Richard Murphy, a retired prosecutor from the Cedar Rapids office and former treasurer of the historical society, said he was the one who compiled the list in question for Schedule A, and that Ms Wright’s omission was an honest mistake, not a slight or any sort of retaliation.
He said he relied for the schedule on a spreadsheet kept by someone who worked in the prosecutor’s office. “Stephanie’s name has not been added to the list of people who have left the office for any reason,” Mr Murphy said. “To the extent that there is any blame to be had, lay it on me. I relied on something that was inaccurate.

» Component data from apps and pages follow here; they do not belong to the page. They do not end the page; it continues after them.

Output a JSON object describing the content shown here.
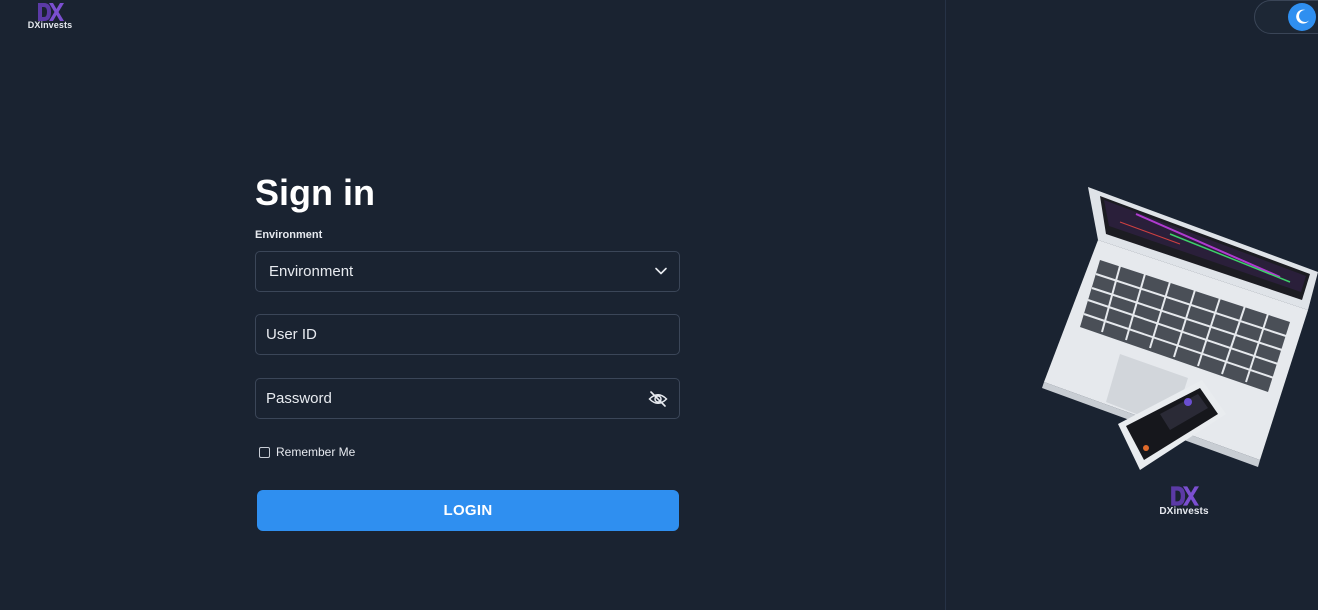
{
  "brand": {
    "name": "DXinvests",
    "mark_color": "#6a3fb5"
  },
  "theme_toggle": {
    "icon": "moon-icon",
    "accent": "#2f8ff0"
  },
  "form": {
    "title": "Sign in",
    "environment_label": "Environment",
    "environment_selected": "Environment",
    "user_id_placeholder": "User ID",
    "password_placeholder": "Password",
    "remember_label": "Remember Me",
    "remember_checked": false,
    "login_label": "LOGIN"
  },
  "colors": {
    "background": "#1a2331",
    "primary": "#2f8ff0",
    "field_border": "#3b4658"
  },
  "illustration": {
    "icon": "laptop-phone-illustration"
  }
}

He strongly objected to Ms Wright’s claim that the omission was deliberate discrimination. “Absolutely not,” he said. “I feel bad, she apparently feels the need to claim it was done for ethnic reasons, which is not true.”
In an unsigned response to Ms. Wright’s May 2022 letter to the Department of Justice, the General Counsel for the Executive Office of the United States Attorneys wrote that there was no reason to suggest that the omission was anything but inadvertent.
The attorney general added that if Ms Wright wanted to press charges for “misconduct” at the Iowa prosecutor’s office, she should contact the inspector general of the Department of Justice.
She did not do it. Instead, she found a solution from another source, a judge for the United States Court of Appeals for the Eighth Circuit, which reviews cases from the Northern District of Iowa.
The judge, Jane Kelly, working with an Eighth Circuit librarian, Eric Brust, arranged in October to have three corrected pages of Schedule A printed with adhesive backing. They would be distributed to libraries holding copies of the history book, to be pasted on the inaccurate list of assistant U.S. attorneys.
On a chilly Tuesday afternoon, Ms. Wright drove to the Cedar Rapids Federal Courthouse, an arched glass-fronted building, to see if the new pages had been pasted. Mrs. Wright now lives with her husband, Charles, a retired postal service supervisor, in Virginia Beach, Virginia. She and her husband had previously made trips to courthouses in Des Moines and St. Louis, where copies of the history of the Northern District of Iowa are also kept.
In the fourth-floor library of the Cedar Rapids courthouse, Hilary Naab, the librarian, pulled the book — a decidedly unassuming tome for all the anguish it had caused — from a shelf of dictionaries and other references. At a table with a cut-out red heart and felt flowers – Valentine’s Day had just passed – Ms Wright opened the hardcover with its gold title. She skipped previous chapters on judges, major cases tried in the district, and courthouses, until she came to Appendix A. Its 41 pages list court personnel through the decades.
The three new pages listing the Assistant US Attorneys have been carefully glued together. For a moment, Ms Wright wondered aloud if they could have been added expressly for her visit, after she had called for an appointment. But she noticed the edges of the pages were slightly worn, suggesting they had been there for more than a few days, compressed by the weight of history, in a place little visited now that most legal research is done online. .
“I’m thrilled,” Ms. Wright said.